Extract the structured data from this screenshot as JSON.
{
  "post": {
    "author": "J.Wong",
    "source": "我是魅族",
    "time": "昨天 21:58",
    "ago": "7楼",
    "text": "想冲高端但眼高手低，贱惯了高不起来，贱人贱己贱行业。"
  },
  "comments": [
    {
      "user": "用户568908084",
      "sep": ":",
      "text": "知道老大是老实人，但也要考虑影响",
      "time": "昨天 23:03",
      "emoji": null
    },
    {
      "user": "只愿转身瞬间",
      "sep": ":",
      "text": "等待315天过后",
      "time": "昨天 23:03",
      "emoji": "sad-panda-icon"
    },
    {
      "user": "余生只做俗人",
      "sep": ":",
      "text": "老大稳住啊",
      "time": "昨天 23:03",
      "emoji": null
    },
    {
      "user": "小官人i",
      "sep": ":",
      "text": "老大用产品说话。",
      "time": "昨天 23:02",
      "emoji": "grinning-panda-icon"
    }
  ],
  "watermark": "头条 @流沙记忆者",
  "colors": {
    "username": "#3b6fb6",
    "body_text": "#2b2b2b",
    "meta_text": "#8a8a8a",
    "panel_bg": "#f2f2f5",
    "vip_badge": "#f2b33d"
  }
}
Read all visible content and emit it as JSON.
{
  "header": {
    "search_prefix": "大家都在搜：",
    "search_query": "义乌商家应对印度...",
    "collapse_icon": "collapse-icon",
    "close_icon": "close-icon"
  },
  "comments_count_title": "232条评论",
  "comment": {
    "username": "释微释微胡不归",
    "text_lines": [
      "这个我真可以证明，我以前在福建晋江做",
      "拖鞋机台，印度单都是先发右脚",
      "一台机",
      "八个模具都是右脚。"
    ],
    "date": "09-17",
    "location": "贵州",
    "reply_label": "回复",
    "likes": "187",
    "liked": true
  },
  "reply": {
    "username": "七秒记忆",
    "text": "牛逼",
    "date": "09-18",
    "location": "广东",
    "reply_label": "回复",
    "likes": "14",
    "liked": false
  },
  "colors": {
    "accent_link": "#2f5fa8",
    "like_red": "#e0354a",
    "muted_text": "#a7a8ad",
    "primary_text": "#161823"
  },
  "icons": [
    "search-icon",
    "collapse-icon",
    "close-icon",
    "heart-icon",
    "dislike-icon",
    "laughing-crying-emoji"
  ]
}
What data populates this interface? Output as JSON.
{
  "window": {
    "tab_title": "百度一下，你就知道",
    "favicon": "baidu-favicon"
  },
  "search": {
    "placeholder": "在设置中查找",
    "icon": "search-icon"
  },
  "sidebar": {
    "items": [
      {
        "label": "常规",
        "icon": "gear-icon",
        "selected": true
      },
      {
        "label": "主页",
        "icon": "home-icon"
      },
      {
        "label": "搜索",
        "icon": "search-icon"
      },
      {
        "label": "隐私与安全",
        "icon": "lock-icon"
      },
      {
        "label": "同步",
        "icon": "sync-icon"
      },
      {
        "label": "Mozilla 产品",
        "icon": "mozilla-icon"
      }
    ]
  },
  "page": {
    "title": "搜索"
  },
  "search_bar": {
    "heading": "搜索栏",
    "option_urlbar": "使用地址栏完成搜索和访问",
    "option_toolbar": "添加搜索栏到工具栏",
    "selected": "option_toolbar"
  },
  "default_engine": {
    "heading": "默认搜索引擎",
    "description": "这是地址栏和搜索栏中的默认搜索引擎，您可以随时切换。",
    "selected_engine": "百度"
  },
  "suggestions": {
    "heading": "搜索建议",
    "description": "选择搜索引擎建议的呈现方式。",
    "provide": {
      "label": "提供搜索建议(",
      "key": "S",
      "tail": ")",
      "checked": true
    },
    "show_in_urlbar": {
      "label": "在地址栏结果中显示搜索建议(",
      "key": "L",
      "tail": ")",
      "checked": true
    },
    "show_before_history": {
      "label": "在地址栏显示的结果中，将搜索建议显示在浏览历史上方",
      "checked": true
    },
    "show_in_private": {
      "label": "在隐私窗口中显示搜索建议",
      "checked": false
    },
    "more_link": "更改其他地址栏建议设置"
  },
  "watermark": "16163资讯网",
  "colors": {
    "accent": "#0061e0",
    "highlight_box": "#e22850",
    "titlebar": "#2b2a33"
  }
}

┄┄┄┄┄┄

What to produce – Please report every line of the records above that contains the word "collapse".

Task output –
    "collapse_icon": "collapse-icon",
    "collapse-icon",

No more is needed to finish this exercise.